***** Exercise materials *****

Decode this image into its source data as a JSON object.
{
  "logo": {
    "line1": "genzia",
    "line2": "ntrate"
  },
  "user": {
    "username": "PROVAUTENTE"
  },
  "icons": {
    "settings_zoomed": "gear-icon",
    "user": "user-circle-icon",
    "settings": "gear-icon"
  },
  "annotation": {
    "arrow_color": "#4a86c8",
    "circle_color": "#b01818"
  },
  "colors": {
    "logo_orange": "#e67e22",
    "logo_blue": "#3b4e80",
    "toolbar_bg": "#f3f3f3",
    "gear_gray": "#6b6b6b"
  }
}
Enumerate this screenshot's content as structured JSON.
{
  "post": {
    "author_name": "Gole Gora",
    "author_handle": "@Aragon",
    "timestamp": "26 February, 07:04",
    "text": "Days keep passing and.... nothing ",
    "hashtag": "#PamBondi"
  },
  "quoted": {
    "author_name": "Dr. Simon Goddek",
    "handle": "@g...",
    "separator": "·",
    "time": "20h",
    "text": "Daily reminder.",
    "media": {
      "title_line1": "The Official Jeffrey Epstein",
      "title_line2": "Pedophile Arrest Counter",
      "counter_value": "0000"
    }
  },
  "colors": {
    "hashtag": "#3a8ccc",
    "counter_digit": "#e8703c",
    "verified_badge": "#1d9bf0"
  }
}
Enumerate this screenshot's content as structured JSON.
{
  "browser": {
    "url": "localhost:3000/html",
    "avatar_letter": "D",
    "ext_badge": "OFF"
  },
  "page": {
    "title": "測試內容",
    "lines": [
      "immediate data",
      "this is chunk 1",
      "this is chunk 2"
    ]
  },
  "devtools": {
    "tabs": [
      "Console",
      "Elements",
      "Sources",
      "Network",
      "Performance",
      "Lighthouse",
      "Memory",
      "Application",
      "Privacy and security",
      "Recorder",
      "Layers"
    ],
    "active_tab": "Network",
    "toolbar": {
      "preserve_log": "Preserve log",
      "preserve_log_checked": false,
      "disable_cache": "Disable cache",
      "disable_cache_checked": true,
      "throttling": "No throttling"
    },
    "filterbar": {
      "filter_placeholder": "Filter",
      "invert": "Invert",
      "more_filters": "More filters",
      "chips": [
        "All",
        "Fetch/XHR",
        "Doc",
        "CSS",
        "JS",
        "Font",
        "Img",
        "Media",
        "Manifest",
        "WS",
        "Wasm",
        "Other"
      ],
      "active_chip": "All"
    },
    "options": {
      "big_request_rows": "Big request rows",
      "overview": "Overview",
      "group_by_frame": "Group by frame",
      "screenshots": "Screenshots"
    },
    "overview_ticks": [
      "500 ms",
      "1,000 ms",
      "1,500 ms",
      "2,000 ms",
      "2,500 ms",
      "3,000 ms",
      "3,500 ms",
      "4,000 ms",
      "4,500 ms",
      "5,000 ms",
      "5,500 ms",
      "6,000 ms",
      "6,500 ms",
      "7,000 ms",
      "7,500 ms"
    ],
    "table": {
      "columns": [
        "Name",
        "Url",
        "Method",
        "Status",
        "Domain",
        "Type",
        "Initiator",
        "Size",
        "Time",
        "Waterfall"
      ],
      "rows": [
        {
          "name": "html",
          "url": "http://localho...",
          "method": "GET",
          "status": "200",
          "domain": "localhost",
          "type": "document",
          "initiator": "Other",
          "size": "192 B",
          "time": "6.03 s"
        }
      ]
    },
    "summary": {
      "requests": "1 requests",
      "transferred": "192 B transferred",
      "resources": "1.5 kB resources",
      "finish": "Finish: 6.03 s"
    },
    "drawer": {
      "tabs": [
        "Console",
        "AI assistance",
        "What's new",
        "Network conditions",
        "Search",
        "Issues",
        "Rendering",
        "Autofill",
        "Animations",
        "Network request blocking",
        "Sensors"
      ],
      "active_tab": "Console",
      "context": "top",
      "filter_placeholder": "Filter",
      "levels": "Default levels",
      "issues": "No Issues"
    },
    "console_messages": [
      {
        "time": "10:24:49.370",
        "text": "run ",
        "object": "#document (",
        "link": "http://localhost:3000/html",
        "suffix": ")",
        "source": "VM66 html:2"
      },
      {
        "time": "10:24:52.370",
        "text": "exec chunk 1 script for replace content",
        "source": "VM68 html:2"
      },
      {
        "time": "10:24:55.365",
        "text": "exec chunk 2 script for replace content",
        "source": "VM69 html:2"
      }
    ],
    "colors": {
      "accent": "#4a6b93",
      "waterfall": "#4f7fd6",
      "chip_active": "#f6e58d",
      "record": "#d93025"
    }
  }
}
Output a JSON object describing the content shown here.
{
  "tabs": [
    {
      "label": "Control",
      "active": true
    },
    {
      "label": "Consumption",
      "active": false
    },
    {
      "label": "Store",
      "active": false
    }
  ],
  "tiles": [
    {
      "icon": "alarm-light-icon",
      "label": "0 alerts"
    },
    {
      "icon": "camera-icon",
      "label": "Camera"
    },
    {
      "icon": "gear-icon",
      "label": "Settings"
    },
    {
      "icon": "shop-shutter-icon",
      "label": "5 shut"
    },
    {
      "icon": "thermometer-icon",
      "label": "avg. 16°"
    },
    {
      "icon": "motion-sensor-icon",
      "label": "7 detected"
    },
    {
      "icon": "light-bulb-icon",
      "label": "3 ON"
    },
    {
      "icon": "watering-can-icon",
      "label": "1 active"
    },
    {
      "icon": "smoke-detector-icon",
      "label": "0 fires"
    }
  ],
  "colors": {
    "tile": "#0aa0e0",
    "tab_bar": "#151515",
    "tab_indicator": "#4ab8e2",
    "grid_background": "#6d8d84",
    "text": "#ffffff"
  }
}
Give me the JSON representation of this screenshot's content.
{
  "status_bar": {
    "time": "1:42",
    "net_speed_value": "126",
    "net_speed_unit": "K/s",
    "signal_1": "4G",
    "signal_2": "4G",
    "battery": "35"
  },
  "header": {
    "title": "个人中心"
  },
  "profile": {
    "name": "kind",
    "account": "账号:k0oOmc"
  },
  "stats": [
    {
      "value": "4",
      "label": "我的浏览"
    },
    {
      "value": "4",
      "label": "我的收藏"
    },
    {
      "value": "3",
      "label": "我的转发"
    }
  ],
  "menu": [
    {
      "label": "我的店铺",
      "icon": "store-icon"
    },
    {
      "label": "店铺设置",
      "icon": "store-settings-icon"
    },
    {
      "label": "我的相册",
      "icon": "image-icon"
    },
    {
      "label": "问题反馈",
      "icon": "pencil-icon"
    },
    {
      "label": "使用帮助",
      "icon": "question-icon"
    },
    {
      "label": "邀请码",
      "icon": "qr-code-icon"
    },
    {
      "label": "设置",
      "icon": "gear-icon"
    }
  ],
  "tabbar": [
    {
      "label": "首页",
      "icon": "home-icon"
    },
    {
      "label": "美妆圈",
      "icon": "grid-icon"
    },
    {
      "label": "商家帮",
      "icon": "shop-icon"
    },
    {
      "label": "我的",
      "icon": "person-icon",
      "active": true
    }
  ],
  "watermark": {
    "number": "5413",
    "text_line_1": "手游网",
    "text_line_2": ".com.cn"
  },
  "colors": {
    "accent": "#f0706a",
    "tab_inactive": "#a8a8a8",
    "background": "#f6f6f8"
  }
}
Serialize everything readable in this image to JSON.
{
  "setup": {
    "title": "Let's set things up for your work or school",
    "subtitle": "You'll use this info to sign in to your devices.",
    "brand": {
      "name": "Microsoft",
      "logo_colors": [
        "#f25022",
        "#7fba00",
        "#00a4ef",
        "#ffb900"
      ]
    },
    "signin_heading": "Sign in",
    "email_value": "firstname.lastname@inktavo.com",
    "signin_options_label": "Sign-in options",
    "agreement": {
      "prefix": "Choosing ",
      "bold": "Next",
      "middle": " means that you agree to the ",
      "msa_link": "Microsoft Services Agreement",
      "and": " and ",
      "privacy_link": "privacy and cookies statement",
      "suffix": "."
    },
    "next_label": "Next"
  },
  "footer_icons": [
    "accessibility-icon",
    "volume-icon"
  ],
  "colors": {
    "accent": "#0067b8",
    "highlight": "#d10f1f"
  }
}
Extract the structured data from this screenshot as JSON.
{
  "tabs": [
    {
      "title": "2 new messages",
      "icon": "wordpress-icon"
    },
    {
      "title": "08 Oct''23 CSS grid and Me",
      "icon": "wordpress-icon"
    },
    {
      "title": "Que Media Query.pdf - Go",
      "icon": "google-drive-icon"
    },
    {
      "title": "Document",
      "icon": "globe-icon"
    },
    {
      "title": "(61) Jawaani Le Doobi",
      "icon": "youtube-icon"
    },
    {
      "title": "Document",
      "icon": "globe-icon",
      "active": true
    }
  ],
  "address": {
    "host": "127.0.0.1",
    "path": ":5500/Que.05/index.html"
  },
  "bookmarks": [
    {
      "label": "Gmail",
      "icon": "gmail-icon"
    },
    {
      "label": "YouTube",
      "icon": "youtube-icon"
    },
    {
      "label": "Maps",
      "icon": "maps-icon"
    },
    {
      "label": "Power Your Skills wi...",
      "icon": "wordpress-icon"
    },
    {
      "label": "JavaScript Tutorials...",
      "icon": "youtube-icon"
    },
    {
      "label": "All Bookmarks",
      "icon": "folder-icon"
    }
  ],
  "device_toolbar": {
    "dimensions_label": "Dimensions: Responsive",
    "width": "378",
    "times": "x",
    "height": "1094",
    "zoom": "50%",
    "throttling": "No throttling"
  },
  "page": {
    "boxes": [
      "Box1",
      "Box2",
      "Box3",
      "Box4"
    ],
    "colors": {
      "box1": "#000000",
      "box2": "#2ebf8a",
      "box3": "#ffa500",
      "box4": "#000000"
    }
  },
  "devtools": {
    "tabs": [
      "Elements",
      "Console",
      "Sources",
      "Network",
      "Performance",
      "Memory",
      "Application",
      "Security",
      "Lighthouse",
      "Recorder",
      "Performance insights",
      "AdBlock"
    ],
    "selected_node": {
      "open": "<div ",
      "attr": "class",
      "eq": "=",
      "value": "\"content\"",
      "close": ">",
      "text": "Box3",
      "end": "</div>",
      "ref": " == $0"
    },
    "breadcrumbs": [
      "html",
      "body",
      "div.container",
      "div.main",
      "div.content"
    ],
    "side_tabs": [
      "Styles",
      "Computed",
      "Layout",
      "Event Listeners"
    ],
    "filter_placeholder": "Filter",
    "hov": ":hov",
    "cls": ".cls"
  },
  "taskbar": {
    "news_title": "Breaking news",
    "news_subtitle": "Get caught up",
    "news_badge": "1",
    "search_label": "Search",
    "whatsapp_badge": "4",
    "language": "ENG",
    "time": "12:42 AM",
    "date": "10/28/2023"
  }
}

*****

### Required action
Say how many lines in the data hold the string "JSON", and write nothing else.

### Answer to the exercise
7